Because professor received unspecified ‘disturbing’ messages
How fitting that Florida Gulf Coast University called upon law enforcement to protect a class where students are taught that law enforcement is fundamentally racist.
The sociology professor teaching the “White Racism” class, Ted Thornhill, thought it was a bunch of hullabaloo, and students quoted by the News-Press said nothing troubling happened during the first session.
The administration panicked when Thornhill “received some disturbing emails and phone messages from people upset about the course,” according to the News-Press, which doesn’t detail the content of the messages. (Any professor who teaches this material and doesn’t receive critical messages from the public isn’t trying hard enough.)

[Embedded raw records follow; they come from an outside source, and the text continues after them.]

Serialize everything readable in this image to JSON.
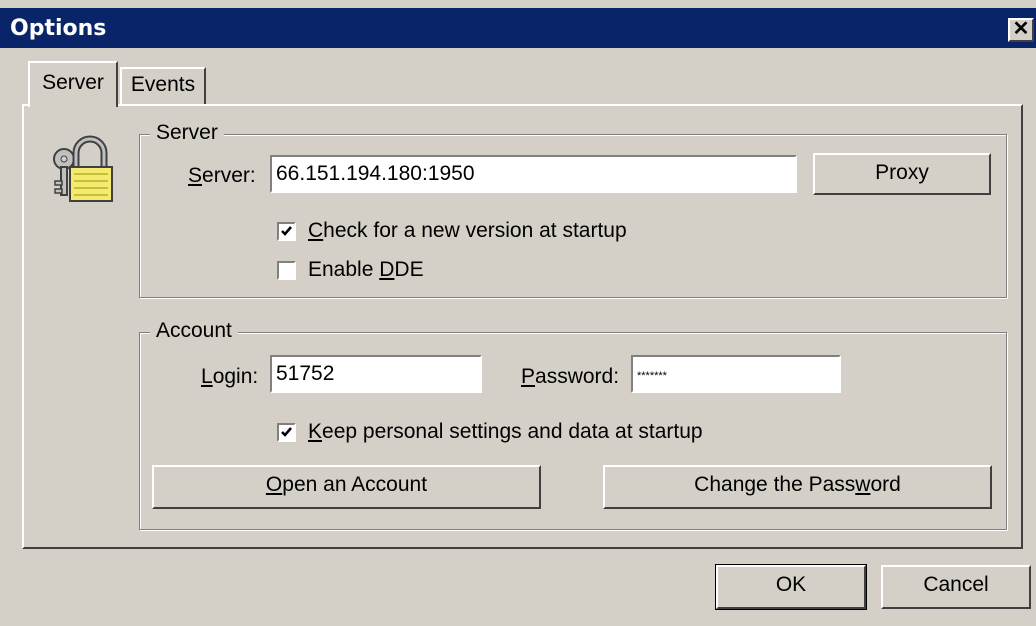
{
  "window": {
    "title": "Options",
    "close_label": "✕"
  },
  "tabs": [
    {
      "label": "Server",
      "active": true
    },
    {
      "label": "Events",
      "active": false
    }
  ],
  "server_group": {
    "legend": "Server",
    "server_label": "Server:",
    "server_value": "66.151.194.180:1950",
    "proxy_button": "Proxy",
    "check_new_version": {
      "label": "Check for a new version at startup",
      "checked": true
    },
    "enable_dde": {
      "label": "Enable DDE",
      "checked": false
    }
  },
  "account_group": {
    "legend": "Account",
    "login_label": "Login:",
    "login_value": "51752",
    "password_label": "Password:",
    "password_value": "*******",
    "keep_settings": {
      "label": "Keep personal settings and data at startup",
      "checked": true
    },
    "open_account_button": "Open an Account",
    "change_password_button": "Change the Password"
  },
  "footer": {
    "ok_button": "OK",
    "cancel_button": "Cancel"
  },
  "icons": {
    "dialog_icon": "lock-keys-icon"
  }
}
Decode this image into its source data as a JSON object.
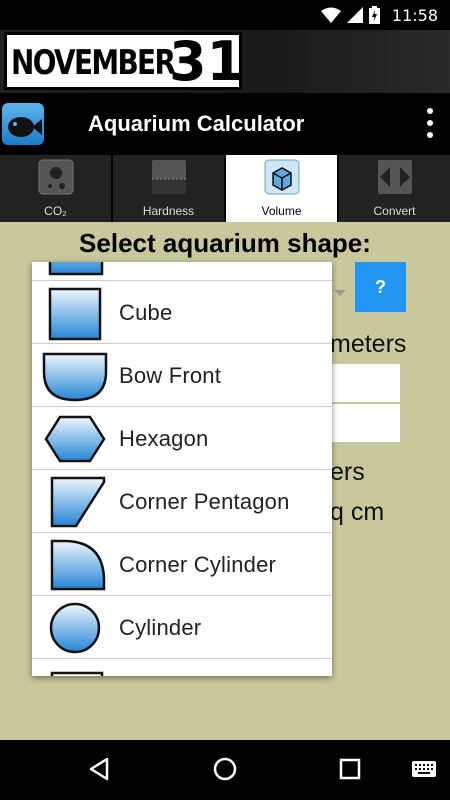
{
  "status_bar": {
    "time": "11:58"
  },
  "banner": {
    "month": "NOVEMBER",
    "day": "31"
  },
  "app_bar": {
    "title": "Aquarium Calculator"
  },
  "tabs": [
    {
      "label": "CO₂",
      "selected": false
    },
    {
      "label": "Hardness",
      "selected": false
    },
    {
      "label": "Volume",
      "selected": true
    },
    {
      "label": "Convert",
      "selected": false
    }
  ],
  "content": {
    "heading": "Select aquarium shape:",
    "help_label": "?",
    "units_text": "meters",
    "area_text_1": "ers",
    "area_text_2": "q cm"
  },
  "shape_dropdown": {
    "options": [
      {
        "label": "Cube",
        "icon": "cube-shape-icon"
      },
      {
        "label": "Bow Front",
        "icon": "bow-front-shape-icon"
      },
      {
        "label": "Hexagon",
        "icon": "hexagon-shape-icon"
      },
      {
        "label": "Corner Pentagon",
        "icon": "corner-pentagon-shape-icon"
      },
      {
        "label": "Corner Cylinder",
        "icon": "corner-cylinder-shape-icon"
      },
      {
        "label": "Cylinder",
        "icon": "cylinder-shape-icon"
      }
    ]
  },
  "colors": {
    "background": "#c8c89c",
    "accent_blue": "#2196f3",
    "shape_fill_top": "#eaf4fc",
    "shape_fill_bottom": "#2a8ad8"
  }
}
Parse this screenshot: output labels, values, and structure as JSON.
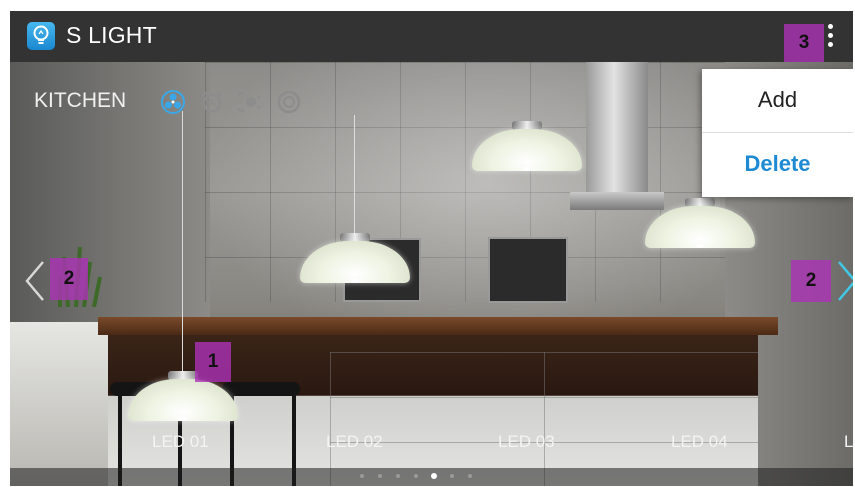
{
  "app": {
    "title": "S LIGHT",
    "icon": "lightbulb-icon"
  },
  "actionbar": {
    "overflow_icon": "more-vert-icon"
  },
  "room": {
    "name": "KITCHEN",
    "mode_icons": [
      "fan-icon",
      "alarm-clock-icon",
      "dimmer-icon",
      "power-icon"
    ],
    "active_mode_color": "#3aa8e8"
  },
  "menu": {
    "items": [
      {
        "label": "Add"
      },
      {
        "label": "Delete"
      }
    ]
  },
  "lights": [
    {
      "label": "LED 01"
    },
    {
      "label": "LED 02"
    },
    {
      "label": "LED 03"
    },
    {
      "label": "LED 04"
    },
    {
      "label": "L"
    }
  ],
  "navigation": {
    "prev_icon": "chevron-left-icon",
    "next_icon": "chevron-right-icon",
    "next_color": "#41c8e6"
  },
  "pager": {
    "pages": 7,
    "current": 5
  },
  "callouts": [
    {
      "text": "1"
    },
    {
      "text": "2"
    },
    {
      "text": "2"
    },
    {
      "text": "3"
    }
  ]
}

When it first reported about the coming 50-student course in November, the paper said it was controversial because “at least one flier about the class was defaced” and a College Republicans official thought the course name should be “Systemic Racism.” (Indeed, Thornhill has said he tells students “I am not talking about your mama” but rather that “racism is systemic.”)
Not only were police officers stationed both inside and outside the hall where the class met Tuesday, but a media scrum was “waiting for the class to end and to talk with Thornhill and his students” about their experience … learning about the syllabus, course requirements and Thornhill’s expectations.
Look at this exciting coverage of going to class:
No protestors showed up outside Reed Hall. Students strolled by the building on the way to class Tuesday morning. Inside Reed Hall, students sat on couches on the first floor as they stared at their laptop and cell phone screens before the start of their classes.
It’s not the first university to station police outside an anti-white event: California State University-San Marcos did the same for its “Whiteness Forum” last year, part of a professor’s course on “Communication of Whiteness.”
Thornhill’s explicit motivation is to create activists out of students, he told the class Tuesday:
He said over the course of the semester the class will talk about ways white racism manifests across a range of institutions, including criminal justice, education, the workplace, families, romantic relationships and media. …
“Lastly, what we are going to do … is give students an opportunity to learn about ways to challenge and push back against a system … that discriminates and marginalizes and trivializes people who are not racialized as white,” he said.
He said he’ll also use the “disturbing” emails and voicemails he received as part of the class.
Thornhill told the News-Press in November that he decided the teach the course – which has a long-running precursor at the University of Connecticut – because of student demand for “more classes on race and racism.”
He admitted the title was “provocative” but said it clearly specified that the class would not tell students “it wasn’t OK to be white.”
Here’s the full course description:
In this course, we will interrogate the concept of race; examine the racist ideologies, laws, policies, and practices that have operated for hundreds of years to maintain white racial domination over those racialized as non-white; and discuss ways to challenge white racism and white supremacy toward promoting an anti-racist society where whiteness is not tied to greater life chances.
h/t New York Post